SEROQUEL XR is listed in the Orange Book with two patents – the ‘288 patent and U.S. Patent No. 5,948,437 expiring on May 28, 2017 – as well as several periods of 3-year new clinical investigation exclusivity. Four of those periods of 3-year exclusivity have expired but are subject to unexpired periods of pediatric exclusivity that end on April 8, 2012. A fifth period of 3-year exclusivity coded as “I-618” and defined in an Orange Book addendum as “ADJUNCTIVE THERAPY IN THE TREATMENT OF MAJOR DEPRESSIVE DISORDER (MDD)” expires on December 2, 2012 and is not subject to a period of pediatric exclusivity.
In its citizen petitions and in court filings, AstraZeneca raises issues with the possible omission (or inclusion) in generic drug labeling of, among other things, information in Table 2 of the products’ labeling concerning glucose-related data and information. AstraZeneca argues that the omission of such information in generic drug labeling would make a generic product less safe or effective for the remaining non-protected conditions of use of SEROQUEL or SEROQUEL XR and that the inclusion of such information would run afoul of the company’s exclusivity rights. According to AstraZeneca:
FDA has periodically required AstraZeneca to revise its label to include new information concerning the use of Seroquel. Some of this new information in the Seroquel label is based on Seroquel XR protected data that cannot be included in a generic drug’s labeling until the associated data exclusivity periods have expired. If FDA were to permit a generic to omit such information from its labeling – after requiring its inclusion in the labeling for Seroquel – the agency would run afoul of the Administrative Procedure Act's prohibition on arbitrary and capricious agency action. [(Emphasis added)]
FDA has already tentatively approved several ANDAs for generic versions of both SEROQUEL and SEROQUEL XR.
Given FDA’s non-response petition denials, some might have thought AstraZeneca would be in a bind. There is no substantive, “on the merits” petition decision for them to challenge. Nevertheless, AstraZeneca filed suit saying that FDA’s failure to provide a substantive decision violates the APA:

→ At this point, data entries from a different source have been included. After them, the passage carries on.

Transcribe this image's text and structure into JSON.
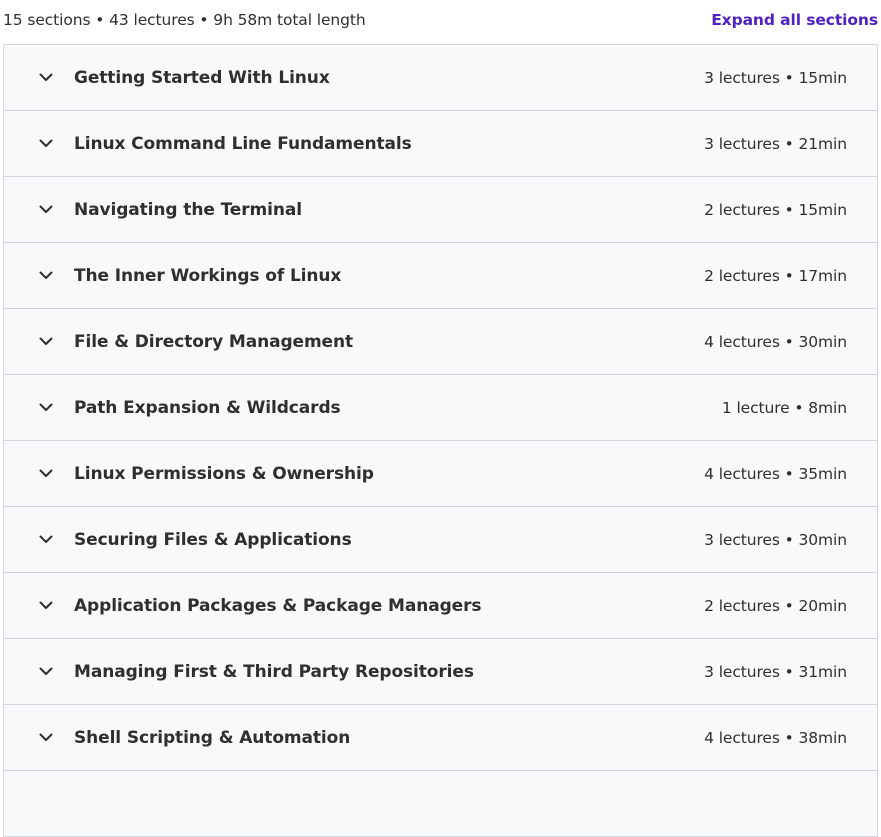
{
  "summary": {
    "text": "15 sections • 43 lectures • 9h 58m total length",
    "expand_label": "Expand all sections",
    "accent_color": "#5022c3"
  },
  "sections": [
    {
      "title": "Getting Started With Linux",
      "meta": "3 lectures • 15min",
      "icon": "chevron-down-icon"
    },
    {
      "title": "Linux Command Line Fundamentals",
      "meta": "3 lectures • 21min",
      "icon": "chevron-down-icon"
    },
    {
      "title": "Navigating the Terminal",
      "meta": "2 lectures • 15min",
      "icon": "chevron-down-icon"
    },
    {
      "title": "The Inner Workings of Linux",
      "meta": "2 lectures • 17min",
      "icon": "chevron-down-icon"
    },
    {
      "title": "File & Directory Management",
      "meta": "4 lectures • 30min",
      "icon": "chevron-down-icon"
    },
    {
      "title": "Path Expansion & Wildcards",
      "meta": "1 lecture • 8min",
      "icon": "chevron-down-icon"
    },
    {
      "title": "Linux Permissions & Ownership",
      "meta": "4 lectures • 35min",
      "icon": "chevron-down-icon"
    },
    {
      "title": "Securing Files & Applications",
      "meta": "3 lectures • 30min",
      "icon": "chevron-down-icon"
    },
    {
      "title": "Application Packages & Package Managers",
      "meta": "2 lectures • 20min",
      "icon": "chevron-down-icon"
    },
    {
      "title": "Managing First & Third Party Repositories",
      "meta": "3 lectures • 31min",
      "icon": "chevron-down-icon"
    },
    {
      "title": "Shell Scripting & Automation",
      "meta": "4 lectures • 38min",
      "icon": "chevron-down-icon"
    }
  ]
}
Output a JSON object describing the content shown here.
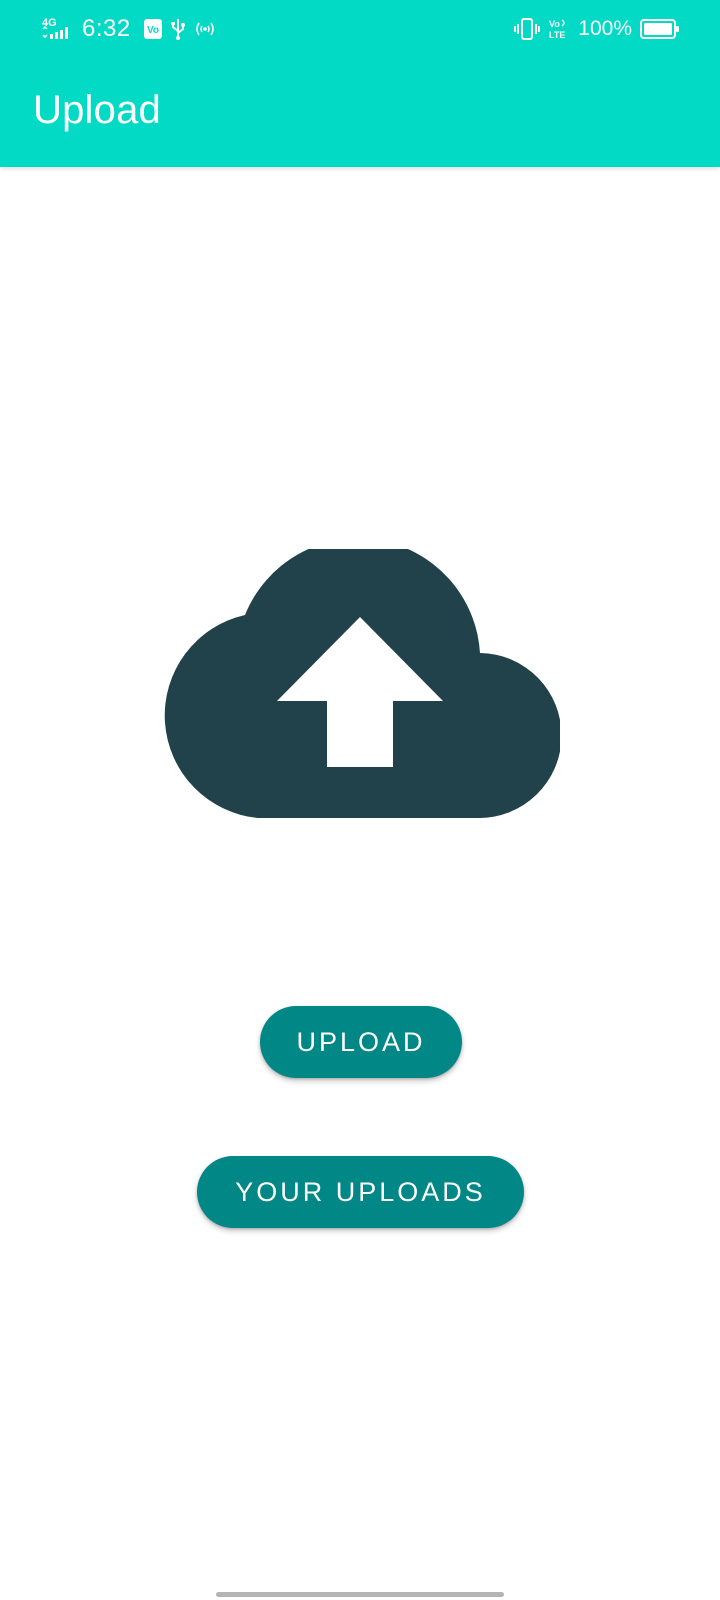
{
  "status_bar": {
    "network": "4G",
    "time": "6:32",
    "battery_percent": "100%",
    "volte": "Vo LTE",
    "icons": [
      "signal-icon",
      "sim-icon",
      "usb-icon",
      "hotspot-icon",
      "vibrate-icon",
      "volte-icon",
      "battery-icon"
    ]
  },
  "app_bar": {
    "title": "Upload"
  },
  "main": {
    "hero_icon": "cloud-upload-icon",
    "hero_color": "#21424a"
  },
  "actions": {
    "upload_label": "UPLOAD",
    "your_uploads_label": "YOUR UPLOADS"
  },
  "colors": {
    "app_bar": "#03dac5",
    "button": "#018786",
    "background": "#ffffff"
  }
}
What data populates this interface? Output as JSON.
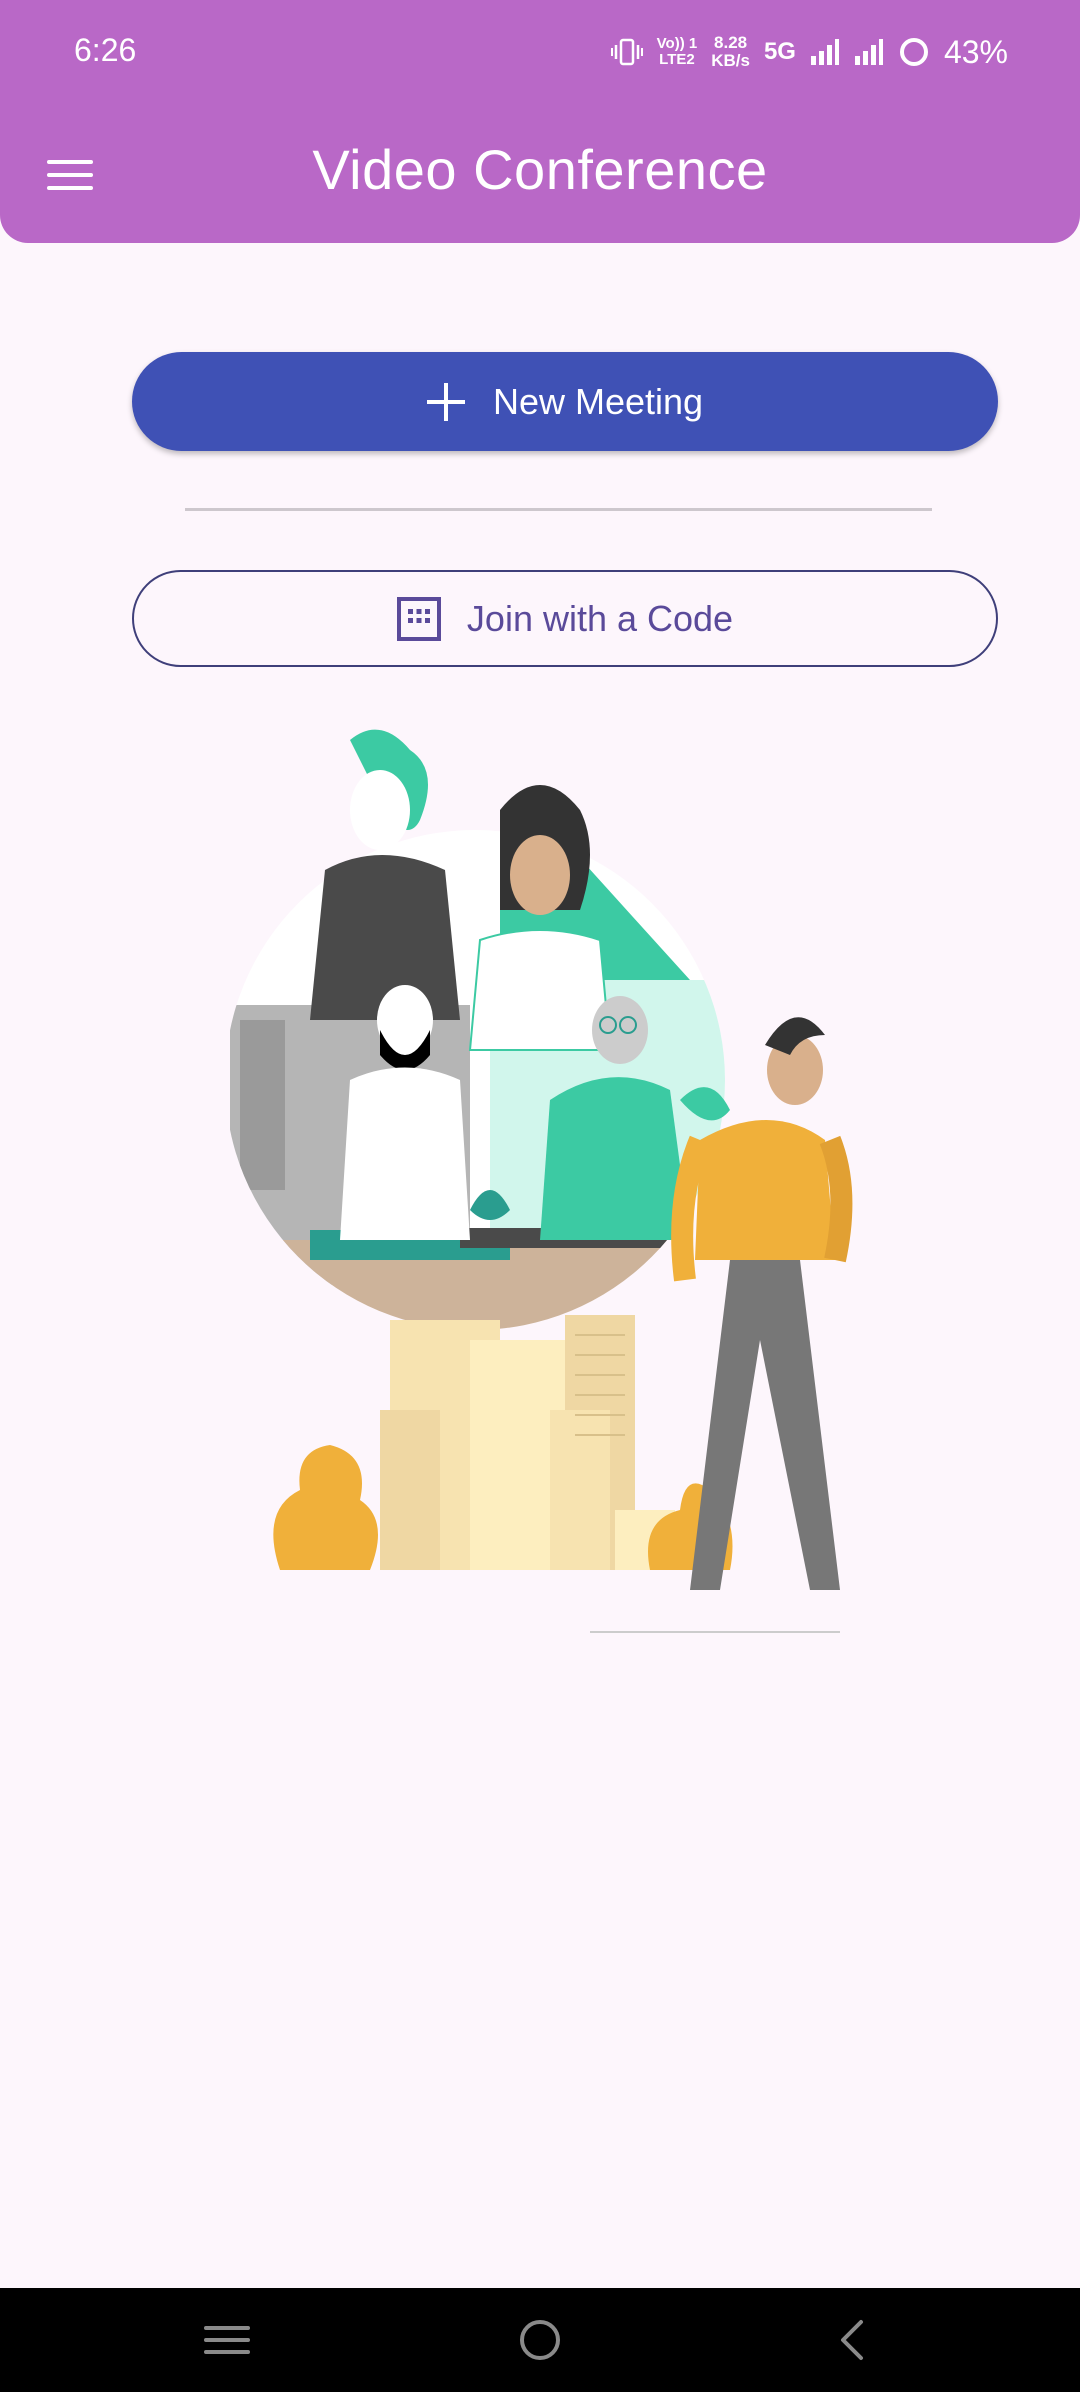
{
  "status_bar": {
    "time": "6:26",
    "volte_line1": "Vo)) 1",
    "volte_line2": "LTE2",
    "speed_line1": "8.28",
    "speed_line2": "KB/s",
    "network": "5G",
    "battery": "43%"
  },
  "app_bar": {
    "title": "Video Conference",
    "menu_icon": "menu-icon",
    "color": "#b968c7"
  },
  "actions": {
    "new_meeting_label": "New Meeting",
    "new_meeting_icon": "plus-icon",
    "join_label": "Join with a Code",
    "join_icon": "keypad-icon",
    "primary_color": "#3f51b5"
  },
  "illustration": {
    "icon": "video-conference-illustration"
  },
  "nav_bar": {
    "recents_icon": "recents-icon",
    "home_icon": "home-icon",
    "back_icon": "back-icon"
  }
}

By refusing to grant AstraZeneca's Citizen Petitions, and in departing from its past practices in refusing even to reach the merits of those Petitions, FDA seeks to deprive AstraZeneca of its rights to due process and meaningful judicial review, and to insulate its unlawful conduct from judicial scrutiny under the [APA]. AstraZeneca accordingly seeks a ruling from this Court that FDA is prohibited from granting final approval to any generic version of Seroquel or Seroquel XR until after December 2, 2012, the expiration of AstraZeneca's statutory exclusivity rights protecting clinical data that must be included in the label of any generic version of those products.

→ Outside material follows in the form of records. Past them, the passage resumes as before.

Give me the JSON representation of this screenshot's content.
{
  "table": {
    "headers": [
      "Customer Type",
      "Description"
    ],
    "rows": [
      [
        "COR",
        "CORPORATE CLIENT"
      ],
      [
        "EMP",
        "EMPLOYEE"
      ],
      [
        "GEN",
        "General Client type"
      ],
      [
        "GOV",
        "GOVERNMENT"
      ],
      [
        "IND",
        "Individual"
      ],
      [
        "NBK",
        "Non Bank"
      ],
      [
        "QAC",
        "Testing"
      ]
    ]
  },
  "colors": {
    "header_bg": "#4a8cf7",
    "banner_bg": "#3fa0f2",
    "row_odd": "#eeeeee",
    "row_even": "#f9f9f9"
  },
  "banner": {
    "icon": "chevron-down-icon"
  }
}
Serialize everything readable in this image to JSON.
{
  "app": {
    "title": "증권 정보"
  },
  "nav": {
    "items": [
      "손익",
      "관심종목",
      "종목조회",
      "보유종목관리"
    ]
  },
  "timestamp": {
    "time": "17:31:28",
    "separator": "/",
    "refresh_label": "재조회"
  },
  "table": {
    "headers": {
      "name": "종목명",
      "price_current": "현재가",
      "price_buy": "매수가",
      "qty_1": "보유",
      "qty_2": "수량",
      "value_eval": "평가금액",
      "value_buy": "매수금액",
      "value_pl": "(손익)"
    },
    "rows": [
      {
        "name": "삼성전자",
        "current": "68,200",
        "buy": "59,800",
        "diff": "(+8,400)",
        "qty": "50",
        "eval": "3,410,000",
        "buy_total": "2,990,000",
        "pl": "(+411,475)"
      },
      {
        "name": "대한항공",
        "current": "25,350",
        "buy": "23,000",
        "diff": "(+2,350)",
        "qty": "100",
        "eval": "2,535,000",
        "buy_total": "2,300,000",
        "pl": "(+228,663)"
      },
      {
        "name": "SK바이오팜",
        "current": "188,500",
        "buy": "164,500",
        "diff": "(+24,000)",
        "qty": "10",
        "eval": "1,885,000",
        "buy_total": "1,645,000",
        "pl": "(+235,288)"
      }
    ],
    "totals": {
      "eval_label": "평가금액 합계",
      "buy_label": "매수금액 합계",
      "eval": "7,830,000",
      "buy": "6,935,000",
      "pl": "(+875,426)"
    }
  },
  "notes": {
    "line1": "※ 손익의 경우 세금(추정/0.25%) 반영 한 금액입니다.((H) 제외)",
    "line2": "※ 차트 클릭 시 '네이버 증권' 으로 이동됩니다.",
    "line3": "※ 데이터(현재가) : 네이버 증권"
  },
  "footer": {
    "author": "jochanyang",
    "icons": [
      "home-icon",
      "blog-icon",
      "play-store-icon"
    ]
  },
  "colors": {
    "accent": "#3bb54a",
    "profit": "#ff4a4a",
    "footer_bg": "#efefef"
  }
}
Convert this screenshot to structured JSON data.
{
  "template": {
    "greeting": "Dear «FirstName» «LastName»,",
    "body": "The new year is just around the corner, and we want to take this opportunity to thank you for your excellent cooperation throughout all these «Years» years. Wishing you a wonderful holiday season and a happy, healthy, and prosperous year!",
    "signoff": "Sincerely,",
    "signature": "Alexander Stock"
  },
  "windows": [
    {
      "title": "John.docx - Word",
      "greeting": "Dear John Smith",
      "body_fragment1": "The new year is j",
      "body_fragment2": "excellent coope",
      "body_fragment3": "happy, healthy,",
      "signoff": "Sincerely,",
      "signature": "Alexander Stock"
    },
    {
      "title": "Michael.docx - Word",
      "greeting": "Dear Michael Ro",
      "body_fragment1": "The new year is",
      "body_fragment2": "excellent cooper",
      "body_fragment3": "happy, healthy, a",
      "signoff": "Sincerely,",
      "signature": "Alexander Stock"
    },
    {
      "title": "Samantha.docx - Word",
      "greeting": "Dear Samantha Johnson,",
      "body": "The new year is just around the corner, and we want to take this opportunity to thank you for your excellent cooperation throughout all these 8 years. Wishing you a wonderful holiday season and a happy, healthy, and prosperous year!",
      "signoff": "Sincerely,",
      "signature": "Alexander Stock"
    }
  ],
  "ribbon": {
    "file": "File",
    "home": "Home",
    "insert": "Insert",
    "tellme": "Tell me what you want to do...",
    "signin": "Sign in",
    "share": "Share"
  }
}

AstraZeneca is seeking an expedited briefing schedule. We’ll keep you updated as the case progresses.